The bulk of exports went to Canada, which brought in 31 million pounds, or about 30% of all U.S. scrap plastic exports. Canada and the U.S. last year negotiated an agreement to continue scrap plastic trade between the two countries despite the Basel changes.

The Census Bureau data show U.S scrap plastic shipments to numerous other Basel-party countries continued, despite the new rules. Exports to Malaysia, which is a party to the convention, totaled 22 million pounds, roughly flat year over year. Other top importers, including Vietnam and Indonesia, are also Basel-party countries. More than 180 countries are party to the convention, leaving the U.S. in an extremely small minority.

Regulatory action within Malaysia since January suggests the country could reduce its imports in the months to come. According to a Feb. 22 letter from the Malaysian Department of Environment, translated by the Malaysia Plastic Recyclers Association, the Malaysian government as of late January has incorporated the Basel amendment into its domestic laws.

Mexico, which is part of the Organization for Economic Co-operation and Development (OECD), was also one of the top importers. OECD countries can have special rules for trade under the Basel regulations. But the rules have been unclear over how trade between OECD countries would be impacted by the plastic amendment. The U.S. disagreed with other OECD members last year over whether the Basel plastic amendment should apply to U.S. trade with OECD countries, and the group did not come to a consensus before the amendment took effect this year.

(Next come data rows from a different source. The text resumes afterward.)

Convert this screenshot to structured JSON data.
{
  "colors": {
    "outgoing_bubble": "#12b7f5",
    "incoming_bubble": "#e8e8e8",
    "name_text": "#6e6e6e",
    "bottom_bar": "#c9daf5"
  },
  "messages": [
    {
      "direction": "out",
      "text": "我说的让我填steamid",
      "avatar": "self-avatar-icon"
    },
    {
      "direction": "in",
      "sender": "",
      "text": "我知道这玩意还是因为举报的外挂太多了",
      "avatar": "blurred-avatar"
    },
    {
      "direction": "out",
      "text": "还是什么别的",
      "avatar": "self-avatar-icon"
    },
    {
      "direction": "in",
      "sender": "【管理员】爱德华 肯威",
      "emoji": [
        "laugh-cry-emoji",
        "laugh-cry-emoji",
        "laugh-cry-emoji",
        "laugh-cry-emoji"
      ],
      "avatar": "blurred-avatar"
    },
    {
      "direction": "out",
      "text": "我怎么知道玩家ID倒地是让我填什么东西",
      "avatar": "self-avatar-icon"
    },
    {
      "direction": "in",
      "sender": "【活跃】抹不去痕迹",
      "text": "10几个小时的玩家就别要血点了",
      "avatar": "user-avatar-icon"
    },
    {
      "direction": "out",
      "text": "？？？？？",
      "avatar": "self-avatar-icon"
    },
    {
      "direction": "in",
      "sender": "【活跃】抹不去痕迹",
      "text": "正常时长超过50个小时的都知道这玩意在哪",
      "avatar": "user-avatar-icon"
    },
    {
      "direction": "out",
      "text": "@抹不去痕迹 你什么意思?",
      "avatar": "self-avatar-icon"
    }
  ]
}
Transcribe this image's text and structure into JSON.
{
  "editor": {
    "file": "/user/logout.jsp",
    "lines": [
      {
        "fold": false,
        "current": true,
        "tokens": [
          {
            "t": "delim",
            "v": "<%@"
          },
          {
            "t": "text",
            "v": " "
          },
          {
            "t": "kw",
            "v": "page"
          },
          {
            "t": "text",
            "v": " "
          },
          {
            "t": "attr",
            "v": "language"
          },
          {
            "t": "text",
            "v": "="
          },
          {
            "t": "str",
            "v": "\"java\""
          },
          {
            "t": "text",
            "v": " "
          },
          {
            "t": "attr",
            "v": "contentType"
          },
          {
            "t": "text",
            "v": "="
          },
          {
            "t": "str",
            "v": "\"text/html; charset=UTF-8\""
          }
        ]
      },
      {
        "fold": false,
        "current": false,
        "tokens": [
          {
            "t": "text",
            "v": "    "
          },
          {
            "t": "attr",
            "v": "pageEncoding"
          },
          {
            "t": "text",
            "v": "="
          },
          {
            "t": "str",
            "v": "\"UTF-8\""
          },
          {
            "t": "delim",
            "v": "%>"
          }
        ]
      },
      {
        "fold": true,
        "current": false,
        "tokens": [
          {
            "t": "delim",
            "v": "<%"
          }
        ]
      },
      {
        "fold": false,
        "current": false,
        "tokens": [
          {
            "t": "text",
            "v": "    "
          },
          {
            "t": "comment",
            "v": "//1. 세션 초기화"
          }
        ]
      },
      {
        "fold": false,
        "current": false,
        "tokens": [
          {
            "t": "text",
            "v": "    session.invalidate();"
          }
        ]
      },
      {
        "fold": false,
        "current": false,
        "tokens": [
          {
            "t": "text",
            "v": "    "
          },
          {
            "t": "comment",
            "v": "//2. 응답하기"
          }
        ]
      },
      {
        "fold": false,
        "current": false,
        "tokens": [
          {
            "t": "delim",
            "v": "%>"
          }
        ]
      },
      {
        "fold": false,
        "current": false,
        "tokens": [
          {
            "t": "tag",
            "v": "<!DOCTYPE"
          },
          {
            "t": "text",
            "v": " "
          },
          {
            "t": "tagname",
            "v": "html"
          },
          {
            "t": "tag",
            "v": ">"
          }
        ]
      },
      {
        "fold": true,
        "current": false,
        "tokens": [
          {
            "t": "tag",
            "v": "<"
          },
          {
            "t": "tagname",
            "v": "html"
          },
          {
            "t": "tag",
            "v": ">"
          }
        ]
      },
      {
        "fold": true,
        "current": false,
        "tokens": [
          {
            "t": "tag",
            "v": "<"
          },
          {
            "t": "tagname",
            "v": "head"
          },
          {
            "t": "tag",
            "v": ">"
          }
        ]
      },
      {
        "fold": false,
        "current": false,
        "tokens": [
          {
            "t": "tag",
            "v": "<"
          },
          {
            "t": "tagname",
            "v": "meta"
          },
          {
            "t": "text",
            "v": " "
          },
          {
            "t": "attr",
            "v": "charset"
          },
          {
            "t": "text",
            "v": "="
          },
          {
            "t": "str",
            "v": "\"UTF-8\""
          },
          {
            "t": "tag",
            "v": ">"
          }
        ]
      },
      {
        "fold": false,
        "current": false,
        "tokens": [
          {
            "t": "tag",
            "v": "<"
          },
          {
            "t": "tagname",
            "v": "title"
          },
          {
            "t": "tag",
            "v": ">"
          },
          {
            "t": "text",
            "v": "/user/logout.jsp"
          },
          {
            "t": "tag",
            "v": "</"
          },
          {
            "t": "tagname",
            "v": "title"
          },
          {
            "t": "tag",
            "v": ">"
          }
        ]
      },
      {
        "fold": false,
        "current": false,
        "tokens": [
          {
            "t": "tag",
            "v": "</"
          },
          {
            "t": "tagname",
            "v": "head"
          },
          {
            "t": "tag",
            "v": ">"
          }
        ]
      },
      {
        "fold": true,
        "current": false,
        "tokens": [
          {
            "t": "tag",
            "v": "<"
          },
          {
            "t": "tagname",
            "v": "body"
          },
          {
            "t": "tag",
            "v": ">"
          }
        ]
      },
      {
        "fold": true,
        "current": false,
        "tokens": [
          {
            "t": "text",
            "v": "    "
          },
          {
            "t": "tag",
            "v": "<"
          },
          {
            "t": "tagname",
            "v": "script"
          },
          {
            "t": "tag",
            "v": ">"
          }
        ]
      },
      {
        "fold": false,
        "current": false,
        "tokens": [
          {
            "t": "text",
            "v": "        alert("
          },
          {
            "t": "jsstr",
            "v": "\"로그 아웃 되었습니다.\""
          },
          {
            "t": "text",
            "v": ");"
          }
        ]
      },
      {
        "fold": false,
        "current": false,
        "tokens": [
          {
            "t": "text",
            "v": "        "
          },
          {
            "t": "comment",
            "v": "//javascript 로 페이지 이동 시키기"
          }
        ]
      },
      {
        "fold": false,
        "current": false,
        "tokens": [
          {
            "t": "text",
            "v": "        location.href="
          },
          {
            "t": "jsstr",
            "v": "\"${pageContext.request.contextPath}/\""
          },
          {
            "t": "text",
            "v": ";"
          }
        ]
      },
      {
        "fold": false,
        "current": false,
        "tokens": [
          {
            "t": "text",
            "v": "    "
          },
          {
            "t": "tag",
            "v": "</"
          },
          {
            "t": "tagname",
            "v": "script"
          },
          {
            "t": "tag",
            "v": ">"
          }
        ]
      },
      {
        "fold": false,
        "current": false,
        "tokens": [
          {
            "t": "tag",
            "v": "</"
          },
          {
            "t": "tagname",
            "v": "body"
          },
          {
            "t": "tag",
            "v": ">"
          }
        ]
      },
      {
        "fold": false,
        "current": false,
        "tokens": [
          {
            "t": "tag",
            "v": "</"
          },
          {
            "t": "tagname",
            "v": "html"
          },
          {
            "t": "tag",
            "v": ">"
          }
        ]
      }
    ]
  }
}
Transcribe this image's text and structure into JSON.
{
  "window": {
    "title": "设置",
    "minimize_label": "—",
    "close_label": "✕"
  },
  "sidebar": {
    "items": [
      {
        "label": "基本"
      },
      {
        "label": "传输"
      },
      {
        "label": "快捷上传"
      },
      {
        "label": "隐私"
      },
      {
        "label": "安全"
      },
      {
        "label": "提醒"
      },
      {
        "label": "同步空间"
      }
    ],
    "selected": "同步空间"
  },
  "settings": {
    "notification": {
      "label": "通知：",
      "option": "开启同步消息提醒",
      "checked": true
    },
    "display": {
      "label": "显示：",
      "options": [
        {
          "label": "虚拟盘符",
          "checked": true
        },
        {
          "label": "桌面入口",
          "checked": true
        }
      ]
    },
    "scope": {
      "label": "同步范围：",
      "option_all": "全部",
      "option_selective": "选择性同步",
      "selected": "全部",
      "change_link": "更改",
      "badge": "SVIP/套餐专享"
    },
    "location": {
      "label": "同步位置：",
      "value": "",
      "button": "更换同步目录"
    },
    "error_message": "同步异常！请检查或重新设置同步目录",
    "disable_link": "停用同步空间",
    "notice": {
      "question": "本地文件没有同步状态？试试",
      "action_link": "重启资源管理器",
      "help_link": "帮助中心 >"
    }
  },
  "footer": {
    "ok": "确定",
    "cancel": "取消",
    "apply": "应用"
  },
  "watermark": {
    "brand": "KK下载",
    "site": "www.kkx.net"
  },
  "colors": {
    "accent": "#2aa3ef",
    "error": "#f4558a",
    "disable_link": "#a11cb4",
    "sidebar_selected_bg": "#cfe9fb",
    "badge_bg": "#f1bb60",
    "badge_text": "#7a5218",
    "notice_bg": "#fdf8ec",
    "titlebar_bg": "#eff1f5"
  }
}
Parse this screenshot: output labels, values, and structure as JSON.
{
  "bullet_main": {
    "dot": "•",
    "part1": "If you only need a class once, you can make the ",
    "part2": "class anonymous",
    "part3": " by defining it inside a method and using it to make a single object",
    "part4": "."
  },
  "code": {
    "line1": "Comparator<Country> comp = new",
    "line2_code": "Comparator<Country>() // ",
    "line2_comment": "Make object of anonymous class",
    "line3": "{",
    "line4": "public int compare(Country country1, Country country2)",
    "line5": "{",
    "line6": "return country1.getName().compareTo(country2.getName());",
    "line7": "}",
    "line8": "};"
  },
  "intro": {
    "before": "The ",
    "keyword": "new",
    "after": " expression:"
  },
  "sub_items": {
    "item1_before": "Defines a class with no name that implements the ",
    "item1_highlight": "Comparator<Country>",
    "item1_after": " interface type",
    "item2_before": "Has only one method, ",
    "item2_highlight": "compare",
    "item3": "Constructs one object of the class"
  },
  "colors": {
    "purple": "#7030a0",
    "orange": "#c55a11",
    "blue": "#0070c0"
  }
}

The top scrap plastic importers of U.S. material in January 2021 were Canada (31 million pounds), Malaysia (22 million), Mexico (13 million), Vietnam (9 million), Indonesia (4 million), Taiwan (4 million), India (3 million) and Hong Kong (3 million).

More stories about exports


Exit mobile version